Do this a few days, even using sugar when he comes up and sniffs the sprayer, but wait a few days before you spray the horse himself. This method takes time and patience, but the horse is always free to leave and that helps alleviate his fear.

After a few days, start rubbing him with the spray bottle (or even take it apart and use the parts)while he is free in the round pen. Use it like a brush, even scratch him with the other hand so he begins to find pleasure from the sprayer. Always use tact so you donít unnecessarily frighten him.

When he will let you spray the bottle away from him without starting, and when he will let you rub him with the bottle, then you can start the actual spraying. Put your hand open on the horse, put the sprayer very close to your hand, and spray your hand, then rub it on the horse--don't spray the horse directly at first. Step by step you are working closer to the goal.

I think you probably get the idea. No force, no fear, no resistance. Play on the horse's jealousy, curiosity, and friendliness. Totally ignore the horse for undesirable behavior. I mean turn your back and walk away and pretend that the sprayer is WAY more interesting than he is.

I have used this method with portable clippers as well. If you can do it often, for short periods, it is better than trying to do it all in one long marathon. Think of it like a game--you will learn a lot about how horses think.

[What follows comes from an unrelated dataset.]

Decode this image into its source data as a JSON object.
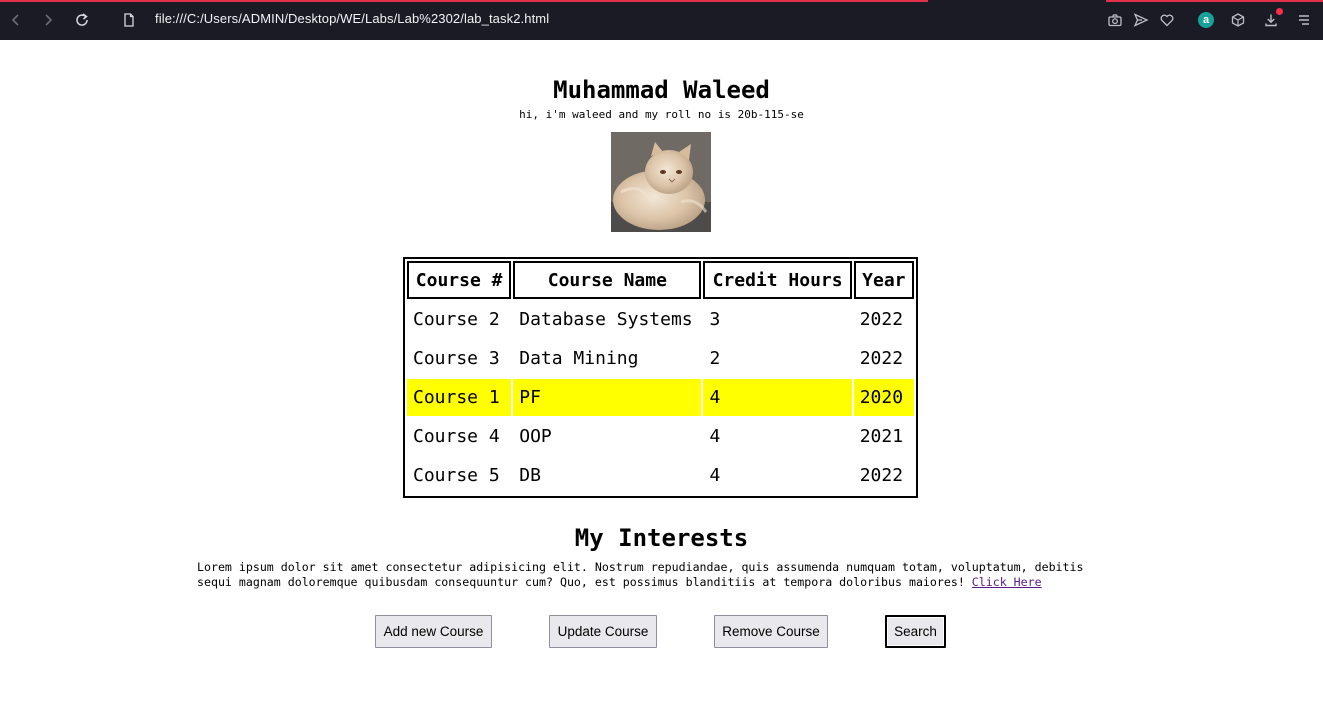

Conclusion

Break down each training session into smaller steps, each one easily mastered. Always end on a good note, even if it doesnít follow your lesson plan. Working short periods each day is much more effective than one long marathon session. Working in a familiar, low key, controlled environment is much better than working out in an open space where other distractions add to the fear.

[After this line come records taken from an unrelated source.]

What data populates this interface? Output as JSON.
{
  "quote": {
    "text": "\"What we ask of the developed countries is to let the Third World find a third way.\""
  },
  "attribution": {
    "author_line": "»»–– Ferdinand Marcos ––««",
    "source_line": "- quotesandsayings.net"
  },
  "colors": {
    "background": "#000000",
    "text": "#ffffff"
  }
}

Horsesí memories are excellent, and itís said they remember the bad much longer than they remember the good. Old habits die hard. Trust is paramount, but takes a long time to build and is easy to destroy. Once a bad habit is established, you have to teach the horse a new way to respond to the fear. Good work will carry over onto other fears, it is worth the time and effort.